(Data for the task):
□ □ □ □ □

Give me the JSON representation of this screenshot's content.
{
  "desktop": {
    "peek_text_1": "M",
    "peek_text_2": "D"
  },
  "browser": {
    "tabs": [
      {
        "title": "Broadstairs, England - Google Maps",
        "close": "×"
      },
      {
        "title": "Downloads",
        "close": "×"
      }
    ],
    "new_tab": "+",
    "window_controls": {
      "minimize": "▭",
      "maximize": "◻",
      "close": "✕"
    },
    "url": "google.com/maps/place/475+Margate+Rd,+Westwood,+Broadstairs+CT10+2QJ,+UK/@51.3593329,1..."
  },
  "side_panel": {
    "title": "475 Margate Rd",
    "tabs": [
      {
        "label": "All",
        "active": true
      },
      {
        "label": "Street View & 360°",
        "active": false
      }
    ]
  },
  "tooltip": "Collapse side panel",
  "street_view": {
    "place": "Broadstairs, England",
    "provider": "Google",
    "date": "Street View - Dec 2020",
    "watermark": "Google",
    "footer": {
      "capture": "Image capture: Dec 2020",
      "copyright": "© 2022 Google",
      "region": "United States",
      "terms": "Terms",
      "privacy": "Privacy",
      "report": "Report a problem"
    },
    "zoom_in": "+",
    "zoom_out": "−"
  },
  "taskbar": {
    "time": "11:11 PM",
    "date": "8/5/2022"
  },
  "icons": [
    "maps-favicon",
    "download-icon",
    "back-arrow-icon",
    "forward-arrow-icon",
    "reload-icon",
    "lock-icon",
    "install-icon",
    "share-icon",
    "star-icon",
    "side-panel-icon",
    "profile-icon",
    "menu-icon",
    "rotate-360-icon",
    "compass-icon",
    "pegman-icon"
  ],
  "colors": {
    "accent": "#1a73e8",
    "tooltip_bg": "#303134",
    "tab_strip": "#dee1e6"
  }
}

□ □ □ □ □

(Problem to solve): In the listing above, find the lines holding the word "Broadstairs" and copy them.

(Response box):
        "title": "Broadstairs, England - Google Maps",
    "url": "google.com/maps/place/475+Margate+Rd,+Westwood,+Broadstairs+CT10+2QJ,+UK/@51.3593329,1..."
    "place": "Broadstairs, England",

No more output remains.